Extra Leg Room Economy: Same service, food, and seat width as economy, but has more legroom and recline. On United it is called Economy Plus, on American, it is Main Cabin Extra, and on Delta, it is Delta Comfort +.
Personal Device Entertainment: Every airline calls this something else, but for the sake of simplicity, I will call it by United’s name: Personal Device Entertainment. How it works is that a person brings their electronic device (computer, phone, tablet) onto the aircraft, connect to the airplanes’ wifi, download an app (differs for every airline) and stream free (sometimes for purchase) entertainment onto your phone. This form of entertainment is very common on short haul flights.
Seat Back Entertainment: Personal screens which have free or for purchase entertainment on the seat back in front of you.
Main Screen Entertainment: Video screens which come down from the ceiling and play one movie/TV selection for the airplane.

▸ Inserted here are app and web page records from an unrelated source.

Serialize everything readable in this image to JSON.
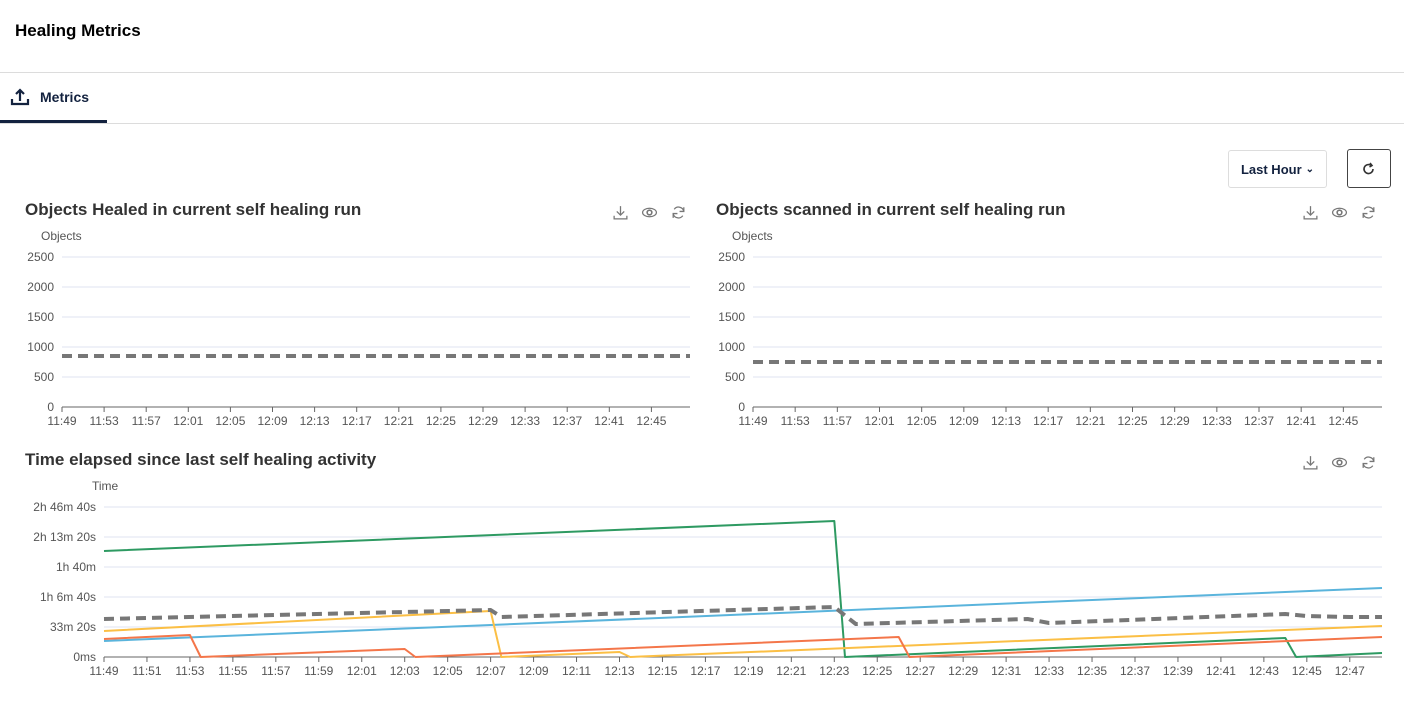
{
  "header": {
    "title": "Healing Metrics"
  },
  "tabs": [
    {
      "label": "Metrics",
      "icon": "upload-icon",
      "active": true
    }
  ],
  "toolbar": {
    "range_label": "Last Hour",
    "refresh_icon": "refresh-icon"
  },
  "chart_actions": [
    "download-icon",
    "eye-icon",
    "refresh-icon"
  ],
  "chart_data": [
    {
      "type": "line",
      "title": "Objects Healed in current self healing run",
      "ylabel": "Objects",
      "ylim": [
        0,
        2500
      ],
      "yticks": [
        {
          "v": 0,
          "label": "0"
        },
        {
          "v": 500,
          "label": "500"
        },
        {
          "v": 1000,
          "label": "1000"
        },
        {
          "v": 1500,
          "label": "1500"
        },
        {
          "v": 2000,
          "label": "2000"
        },
        {
          "v": 2500,
          "label": "2500"
        }
      ],
      "xlim": [
        "11:49",
        "12:48:40"
      ],
      "xticks": [
        "11:49",
        "11:53",
        "11:57",
        "12:01",
        "12:05",
        "12:09",
        "12:13",
        "12:17",
        "12:21",
        "12:25",
        "12:29",
        "12:33",
        "12:37",
        "12:41",
        "12:45"
      ],
      "series": [
        {
          "color": "#777777",
          "dashed": true,
          "points": [
            [
              "11:49",
              850
            ],
            [
              "12:48:40",
              850
            ]
          ]
        }
      ]
    },
    {
      "type": "line",
      "title": "Objects scanned in current self healing run",
      "ylabel": "Objects",
      "ylim": [
        0,
        2500
      ],
      "yticks": [
        {
          "v": 0,
          "label": "0"
        },
        {
          "v": 500,
          "label": "500"
        },
        {
          "v": 1000,
          "label": "1000"
        },
        {
          "v": 1500,
          "label": "1500"
        },
        {
          "v": 2000,
          "label": "2000"
        },
        {
          "v": 2500,
          "label": "2500"
        }
      ],
      "xlim": [
        "11:49",
        "12:48:40"
      ],
      "xticks": [
        "11:49",
        "11:53",
        "11:57",
        "12:01",
        "12:05",
        "12:09",
        "12:13",
        "12:17",
        "12:21",
        "12:25",
        "12:29",
        "12:33",
        "12:37",
        "12:41",
        "12:45"
      ],
      "series": [
        {
          "color": "#777777",
          "dashed": true,
          "points": [
            [
              "11:49",
              750
            ],
            [
              "12:48:40",
              750
            ]
          ]
        }
      ]
    },
    {
      "type": "line",
      "title": "Time elapsed since last self healing activity",
      "ylabel": "Time",
      "ylim": [
        0,
        10000
      ],
      "yticks": [
        {
          "v": 0,
          "label": "0ms"
        },
        {
          "v": 2000,
          "label": "33m 20s"
        },
        {
          "v": 4000,
          "label": "1h 6m 40s"
        },
        {
          "v": 6000,
          "label": "1h 40m"
        },
        {
          "v": 8000,
          "label": "2h 13m 20s"
        },
        {
          "v": 10000,
          "label": "2h 46m 40s"
        }
      ],
      "xlim": [
        "11:49",
        "12:48:30"
      ],
      "xticks": [
        "11:49",
        "11:51",
        "11:53",
        "11:55",
        "11:57",
        "11:59",
        "12:01",
        "12:03",
        "12:05",
        "12:07",
        "12:09",
        "12:11",
        "12:13",
        "12:15",
        "12:17",
        "12:19",
        "12:21",
        "12:23",
        "12:25",
        "12:27",
        "12:29",
        "12:31",
        "12:33",
        "12:35",
        "12:37",
        "12:39",
        "12:41",
        "12:43",
        "12:45",
        "12:47"
      ],
      "series": [
        {
          "color": "#2e9a62",
          "dashed": false,
          "points": [
            [
              "11:49",
              7067
            ],
            [
              "12:23",
              9067
            ],
            [
              "12:23:30",
              0
            ],
            [
              "12:44",
              1267
            ],
            [
              "12:44:30",
              0
            ],
            [
              "12:48:30",
              267
            ]
          ]
        },
        {
          "color": "#5ab4dc",
          "dashed": false,
          "points": [
            [
              "11:49",
              1067
            ],
            [
              "12:48:30",
              4600
            ]
          ]
        },
        {
          "color": "#fbbf45",
          "dashed": false,
          "points": [
            [
              "11:49",
              1733
            ],
            [
              "12:07",
              3067
            ],
            [
              "12:07:30",
              0
            ],
            [
              "12:13",
              333
            ],
            [
              "12:13:30",
              0
            ],
            [
              "12:48:30",
              2067
            ]
          ]
        },
        {
          "color": "#f4764a",
          "dashed": false,
          "points": [
            [
              "11:49",
              1200
            ],
            [
              "11:53",
              1467
            ],
            [
              "11:53:30",
              0
            ],
            [
              "12:03",
              533
            ],
            [
              "12:03:30",
              0
            ],
            [
              "12:26",
              1333
            ],
            [
              "12:26:30",
              0
            ],
            [
              "12:48:30",
              1333
            ]
          ]
        },
        {
          "color": "#777777",
          "dashed": true,
          "points": [
            [
              "11:49",
              2533
            ],
            [
              "12:07",
              3133
            ],
            [
              "12:07:30",
              2667
            ],
            [
              "12:23",
              3333
            ],
            [
              "12:24",
              2200
            ],
            [
              "12:32",
              2533
            ],
            [
              "12:33",
              2267
            ],
            [
              "12:44",
              2867
            ],
            [
              "12:45",
              2733
            ],
            [
              "12:47",
              2667
            ],
            [
              "12:48:30",
              2667
            ]
          ]
        }
      ]
    }
  ]
}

These are common outside the US on short haul aircraft. It is better than nothing on short haul, but it is uncommon and not ideal on long haul flights.

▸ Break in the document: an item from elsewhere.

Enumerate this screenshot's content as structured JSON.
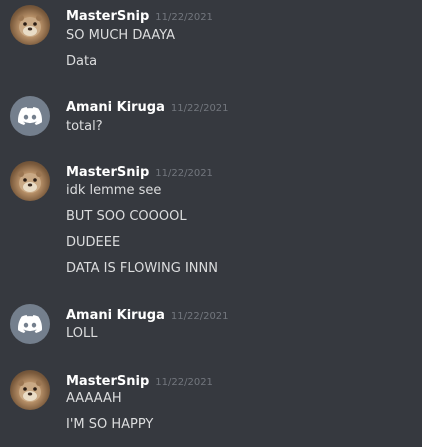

Aircraft with 2-5 seats across. They generally have a shorter range than larger aircraft, and therefore fly shorter routes (30 minutes – 3 hours). They generally have between 10 and 110 seats.
Aircraft with one aisle. They can have anything between 5 and 6 seats across to be a mainline narrow-body airplane. These are used mostly on short-medium haul routes (1-6 hours). Smaller narrow-body aircraft such as the 737-800 or A320 have around 110-170 seats while larger narrow-body aircraft such as the 737-900, Airbus A321, or the 757 have around 180-270 seats.
Aircraft that have more than one aisle. These are most often used on medium-long haul flights (5-18 hours). They can have 7-10 seats abreast in Economy Class. Smaller wide-body aircraft such as the Airbus A330-200, Boeing 767, or the Boeing 787-8s can have around 200-240 seats. Medium sized wide-body aircraft such as the Boeing 777, 787-9/10, Airbus A350, or the Airbus A330-300 can have around 260-340 seats. Large wide-body aircraft (also known as “superjumbo”) such as the Boeing 747 or the Airbus A380 can have around 360-520 seats.
I hope that his helped you understand my airline profiles a bit more!